After a short period of station-keeping and precise alignment of the vehicles, Soyuz MS-23 initiated its final approach to Prichal and docked as planned after 37 minutes in the autonomous flight, as the two spacecraft flew off the East Coast of Japan, shortly before the orbital sunset. According to NASA, the docking took place at 5:22 a.m. EDT, however live data from the Russian mission control in Korolev showed the first contact at 12:21:44 Moscow Time and the mechanical capture a second later. The docking probe retraction was registered at 12:24:25 Moscow Time. At the time, the station was orbiting the Earth in a 437.4 by 413.5-kilometer orbit.
After a series of leak checks, the hatches between the spacecraft and the station were scheduled to be opened according to the following schedule:
According to Roskosmos, it was the 51st redocking of the Soyuz spacecraft since 1978, including 21 re-dockings in the ISS project.
Soyuz MS-23 crew members (landing only):
Original logo of the Soyuz MS-23 mission.

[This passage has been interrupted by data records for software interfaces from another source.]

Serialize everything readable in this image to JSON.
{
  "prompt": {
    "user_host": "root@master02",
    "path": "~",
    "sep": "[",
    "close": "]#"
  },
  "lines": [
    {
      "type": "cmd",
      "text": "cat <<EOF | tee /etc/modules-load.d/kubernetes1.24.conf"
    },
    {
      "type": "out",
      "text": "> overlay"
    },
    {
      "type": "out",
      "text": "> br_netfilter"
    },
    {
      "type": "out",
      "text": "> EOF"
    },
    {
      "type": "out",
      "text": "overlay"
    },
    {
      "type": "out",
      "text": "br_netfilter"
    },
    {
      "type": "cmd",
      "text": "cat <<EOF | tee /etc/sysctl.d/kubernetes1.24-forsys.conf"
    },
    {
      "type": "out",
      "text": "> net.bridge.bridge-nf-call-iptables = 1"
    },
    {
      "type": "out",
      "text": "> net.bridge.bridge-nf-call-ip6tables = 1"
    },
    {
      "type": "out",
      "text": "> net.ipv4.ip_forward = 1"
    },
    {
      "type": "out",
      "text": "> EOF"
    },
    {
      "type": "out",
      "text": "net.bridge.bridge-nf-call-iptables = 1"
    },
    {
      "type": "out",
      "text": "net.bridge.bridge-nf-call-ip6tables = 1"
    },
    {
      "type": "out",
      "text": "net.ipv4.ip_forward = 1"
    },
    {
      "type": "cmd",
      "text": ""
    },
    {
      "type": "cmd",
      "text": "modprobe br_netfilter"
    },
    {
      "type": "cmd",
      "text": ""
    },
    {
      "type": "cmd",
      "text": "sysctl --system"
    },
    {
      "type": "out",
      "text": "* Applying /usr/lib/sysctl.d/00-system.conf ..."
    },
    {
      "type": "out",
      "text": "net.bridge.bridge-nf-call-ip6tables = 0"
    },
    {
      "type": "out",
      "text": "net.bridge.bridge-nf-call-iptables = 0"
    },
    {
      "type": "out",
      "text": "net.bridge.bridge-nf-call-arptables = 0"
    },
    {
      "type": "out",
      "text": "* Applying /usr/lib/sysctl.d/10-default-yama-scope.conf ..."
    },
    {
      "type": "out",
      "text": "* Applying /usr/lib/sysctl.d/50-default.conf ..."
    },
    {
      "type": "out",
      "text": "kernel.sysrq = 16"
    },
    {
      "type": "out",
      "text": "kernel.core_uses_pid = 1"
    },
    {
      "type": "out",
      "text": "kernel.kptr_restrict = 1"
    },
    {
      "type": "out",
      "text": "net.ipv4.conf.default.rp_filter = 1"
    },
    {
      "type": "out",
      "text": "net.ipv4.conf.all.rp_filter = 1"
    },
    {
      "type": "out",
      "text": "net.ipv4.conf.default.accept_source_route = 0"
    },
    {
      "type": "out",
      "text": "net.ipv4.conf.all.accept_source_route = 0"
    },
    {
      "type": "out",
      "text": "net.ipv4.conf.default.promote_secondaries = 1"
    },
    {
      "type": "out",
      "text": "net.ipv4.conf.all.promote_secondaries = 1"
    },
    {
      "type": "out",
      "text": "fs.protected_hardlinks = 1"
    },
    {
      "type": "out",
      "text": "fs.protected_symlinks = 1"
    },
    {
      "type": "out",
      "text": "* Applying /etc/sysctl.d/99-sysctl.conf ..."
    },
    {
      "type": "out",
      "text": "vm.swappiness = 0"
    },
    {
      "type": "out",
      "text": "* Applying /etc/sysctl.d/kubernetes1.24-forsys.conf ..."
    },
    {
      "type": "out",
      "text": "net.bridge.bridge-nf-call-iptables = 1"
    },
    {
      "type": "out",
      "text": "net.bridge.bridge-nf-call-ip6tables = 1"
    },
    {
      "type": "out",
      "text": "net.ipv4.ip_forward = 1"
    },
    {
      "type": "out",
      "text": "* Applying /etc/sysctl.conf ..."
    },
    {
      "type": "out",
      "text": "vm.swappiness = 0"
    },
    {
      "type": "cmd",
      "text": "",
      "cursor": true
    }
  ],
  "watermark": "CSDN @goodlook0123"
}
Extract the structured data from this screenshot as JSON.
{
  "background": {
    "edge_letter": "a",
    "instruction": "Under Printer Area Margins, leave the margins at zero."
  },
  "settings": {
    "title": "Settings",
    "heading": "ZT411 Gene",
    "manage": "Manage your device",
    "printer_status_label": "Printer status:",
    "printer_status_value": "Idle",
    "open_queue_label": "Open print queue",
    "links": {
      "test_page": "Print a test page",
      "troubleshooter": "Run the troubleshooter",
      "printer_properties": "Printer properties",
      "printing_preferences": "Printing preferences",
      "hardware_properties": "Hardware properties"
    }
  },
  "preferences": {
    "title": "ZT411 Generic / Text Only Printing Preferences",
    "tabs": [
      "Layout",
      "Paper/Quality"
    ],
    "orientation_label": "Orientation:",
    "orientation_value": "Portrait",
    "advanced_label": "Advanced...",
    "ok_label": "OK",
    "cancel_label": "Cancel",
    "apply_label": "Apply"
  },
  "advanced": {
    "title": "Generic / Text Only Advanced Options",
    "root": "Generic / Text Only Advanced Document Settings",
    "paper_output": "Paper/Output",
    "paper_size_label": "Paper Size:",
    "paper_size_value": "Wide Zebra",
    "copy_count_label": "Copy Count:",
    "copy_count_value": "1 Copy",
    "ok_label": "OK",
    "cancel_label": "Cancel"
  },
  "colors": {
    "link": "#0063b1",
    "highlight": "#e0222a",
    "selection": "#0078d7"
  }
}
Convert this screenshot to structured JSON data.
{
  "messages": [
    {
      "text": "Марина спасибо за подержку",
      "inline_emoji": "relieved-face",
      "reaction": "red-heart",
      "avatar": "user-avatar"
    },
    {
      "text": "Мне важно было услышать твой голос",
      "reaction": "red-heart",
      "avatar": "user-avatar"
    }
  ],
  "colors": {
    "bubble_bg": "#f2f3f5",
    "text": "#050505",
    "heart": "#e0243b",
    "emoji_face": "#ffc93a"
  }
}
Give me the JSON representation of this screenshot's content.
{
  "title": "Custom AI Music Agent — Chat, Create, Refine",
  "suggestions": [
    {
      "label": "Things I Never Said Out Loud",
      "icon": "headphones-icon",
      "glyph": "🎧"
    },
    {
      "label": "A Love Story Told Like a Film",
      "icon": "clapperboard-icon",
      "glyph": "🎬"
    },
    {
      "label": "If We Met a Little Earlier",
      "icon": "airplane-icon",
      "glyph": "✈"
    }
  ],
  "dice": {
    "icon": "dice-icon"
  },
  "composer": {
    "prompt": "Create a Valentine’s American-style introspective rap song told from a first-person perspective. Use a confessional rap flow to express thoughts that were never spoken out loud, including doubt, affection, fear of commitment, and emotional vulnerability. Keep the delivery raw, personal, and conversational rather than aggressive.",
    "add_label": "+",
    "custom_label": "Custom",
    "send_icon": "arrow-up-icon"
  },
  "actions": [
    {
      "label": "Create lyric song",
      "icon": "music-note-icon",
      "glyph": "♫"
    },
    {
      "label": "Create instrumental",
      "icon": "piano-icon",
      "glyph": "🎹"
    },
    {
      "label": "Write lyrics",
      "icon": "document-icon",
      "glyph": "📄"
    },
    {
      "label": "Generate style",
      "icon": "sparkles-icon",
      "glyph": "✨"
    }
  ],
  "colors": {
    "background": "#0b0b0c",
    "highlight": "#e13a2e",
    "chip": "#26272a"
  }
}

An official logo of the Soyuz MS-23 mission.
Oleg Kononenko practicing controls of the spacecraft inside a Soyuz simulator. Click to enlarge. Credit: Roskosmos
Soyuz MS-23 shortly after integration with a launch vehicle adapter. Click to enlarge. Credit: Roskosmos
The upper composite with the Soyuz MS-23 spacecraft is being prepared for integration with booster stages of the Soyuz-2-1a rocket. Click to enlarge. Credit: Roskosmos
Soyuz-2-1a rocket with Soyuz MS-23 departs the vehicle assembly building at Site 31 on its way to the launch pad in Baikonur. Click to enlarge. Credit: Roskosmos
Soyuz-2-1a rocket with Soyuz MS-23 arrives at launch pad at Site 31 in Baikonur. Click to enlarge. Credit: Roskosmos
Soyuz-2-1a rocket with Soyuz MS-23 is installed on the launch pad at Site 31 in Baikonur. Click to enlarge. Credit: Roskosmos
Soyuz MS-23 enters orbit as seen by a camera aboard the third stage of the launch vehicle. Credit: Roskosmos
A deployed solar panel aboard Soyuz MS-23 as seen by an onboard camera moments after separation from the third stage of the launch vehicle. Credit: NASA
Soyuz MS-23 shortly after redocking to the Prichal Node Module, UM, on April 6, 2023. Click to enlarge. Credit: Roskosmos